“Nobody is scared of going to jail, but we have work to do,” said Kira Yarmysh, spokeswoman for Alexei Navalny, as she waited for the Russian opposition politician to be delivered to court for an appeal hearing on Thursday. Navalny, who was marched to his hearing handcuffed to a stout police officer, saw his appeal rejected, and will spend the next week behind bars, serving out a 15-day sentence after he was arrested at last weekend’s protest in Moscow, one of more than 1,000 people detained by police in the capital alone. There were protests in dozens of Russian cities last Sunday, called by Navalny over allegations of corruption against prime minister Dmitry Medvedev. They were the biggest since a wave of protests in 2011 and 2012, and for the first time since that wave was crushed there is an air of uncertainty on the Russian political scene.
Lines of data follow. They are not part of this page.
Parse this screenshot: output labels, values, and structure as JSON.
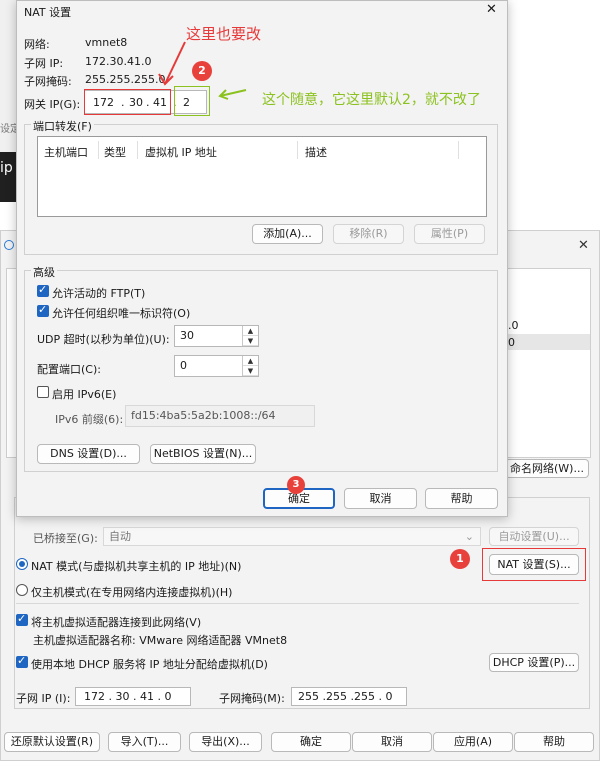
{
  "nat": {
    "title": "NAT 设置",
    "network_label": "网络:",
    "network_value": "vmnet8",
    "subnet_ip_label": "子网 IP:",
    "subnet_ip_value": "172.30.41.0",
    "subnet_mask_label": "子网掩码:",
    "subnet_mask_value": "255.255.255.0",
    "gateway_label": "网关 IP(G):",
    "gateway_octets": [
      "172",
      "30",
      "41",
      "2"
    ],
    "port_forward_label": "端口转发(F)",
    "port_columns": [
      "主机端口",
      "类型",
      "虚拟机 IP 地址",
      "描述"
    ],
    "add_button": "添加(A)...",
    "remove_button": "移除(R)",
    "properties_button": "属性(P)",
    "advanced_label": "高级",
    "allow_ftp": "允许活动的 FTP(T)",
    "allow_oui": "允许任何组织唯一标识符(O)",
    "udp_label": "UDP 超时(以秒为单位)(U):",
    "udp_value": "30",
    "config_port_label": "配置端口(C):",
    "config_port_value": "0",
    "ipv6_enable": "启用 IPv6(E)",
    "ipv6_prefix_label": "IPv6 前缀(6):",
    "ipv6_prefix_value": "fd15:4ba5:5a2b:1008::/64",
    "dns_button": "DNS 设置(D)...",
    "netbios_button": "NetBIOS 设置(N)...",
    "ok_button": "确定",
    "cancel_button": "取消",
    "help_button": "帮助"
  },
  "annotations": {
    "change_here": "这里也要改",
    "default_note": "这个随意，它这里默认2，就不改了",
    "badge1": "1",
    "badge2": "2",
    "badge3": "3"
  },
  "editor": {
    "close_glyph": "✕",
    "behind_text_1": ".0",
    "behind_text_2": "0",
    "rename_button": "命名网络(W)...",
    "bridged_label": "已桥接至(G):",
    "bridged_value": "自动",
    "auto_settings_button": "自动设置(U)...",
    "nat_mode": "NAT 模式(与虚拟机共享主机的 IP 地址)(N)",
    "nat_settings_button": "NAT 设置(S)...",
    "host_only_mode": "仅主机模式(在专用网络内连接虚拟机)(H)",
    "connect_adapter": "将主机虚拟适配器连接到此网络(V)",
    "adapter_name": "主机虚拟适配器名称: VMware 网络适配器 VMnet8",
    "use_dhcp": "使用本地 DHCP 服务将 IP 地址分配给虚拟机(D)",
    "dhcp_button": "DHCP 设置(P)...",
    "subnet_ip_label": "子网 IP (I):",
    "subnet_ip_value": "172 . 30 . 41 . 0",
    "subnet_mask_label": "子网掩码(M):",
    "subnet_mask_value": "255 .255 .255 . 0",
    "restore_button": "还原默认设置(R)",
    "import_button": "导入(T)...",
    "export_button": "导出(X)...",
    "ok_button": "确定",
    "cancel_button": "取消",
    "apply_button": "应用(A)",
    "help_button": "帮助"
  },
  "background_fragments": {
    "ip": "ip",
    "cfg": "设定"
  }
}
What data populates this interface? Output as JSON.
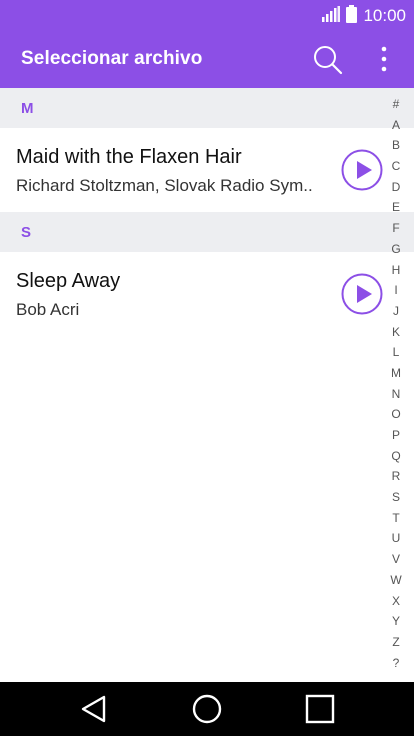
{
  "status": {
    "time": "10:00",
    "signal_icon": "signal-icon",
    "battery_icon": "battery-icon"
  },
  "appbar": {
    "title": "Seleccionar archivo",
    "search_icon": "search-icon",
    "menu_icon": "more-vert-icon"
  },
  "sections": [
    {
      "letter": "M",
      "items": [
        {
          "title": "Maid with the Flaxen Hair",
          "subtitle": "Richard Stoltzman, Slovak Radio Sym.."
        }
      ]
    },
    {
      "letter": "S",
      "items": [
        {
          "title": "Sleep Away",
          "subtitle": "Bob Acri"
        }
      ]
    }
  ],
  "index_letters": [
    "#",
    "A",
    "B",
    "C",
    "D",
    "E",
    "F",
    "G",
    "H",
    "I",
    "J",
    "K",
    "L",
    "M",
    "N",
    "O",
    "P",
    "Q",
    "R",
    "S",
    "T",
    "U",
    "V",
    "W",
    "X",
    "Y",
    "Z",
    "?"
  ],
  "navbar": {
    "back_icon": "back-icon",
    "home_icon": "home-icon",
    "recents_icon": "recents-icon"
  },
  "colors": {
    "accent": "#8c4fe6",
    "section_bg": "#edeef1",
    "navbar_bg": "#000000"
  }
}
Navalny, a nationalist turned liberal who has published several investigations into the huge wealth of Valdimir Putin’s inner circle, has declared he wants to run in the election due next March. Putin is widely expected to stand again, and win another six-year term, which would take him to 2024 and almost a quarter-century of rule over Russia.
But after last week’s events both the authorities and the opposition have much on their minds. The Kremlin has to decide whether to launch a crackdown or try to weather the storm, while Navalny and his movement must work out how far they can push the Kremlin.
In the weeks prior to the protest, Navalny toured a number of Russian cities to set up volunteer headquarters to help run his campaign. “We’re doing everything you’re supposed to do in an electoral campaign,” he said in an interview before last weekend’s rally. “We want to force them to allow me on to the ballot.”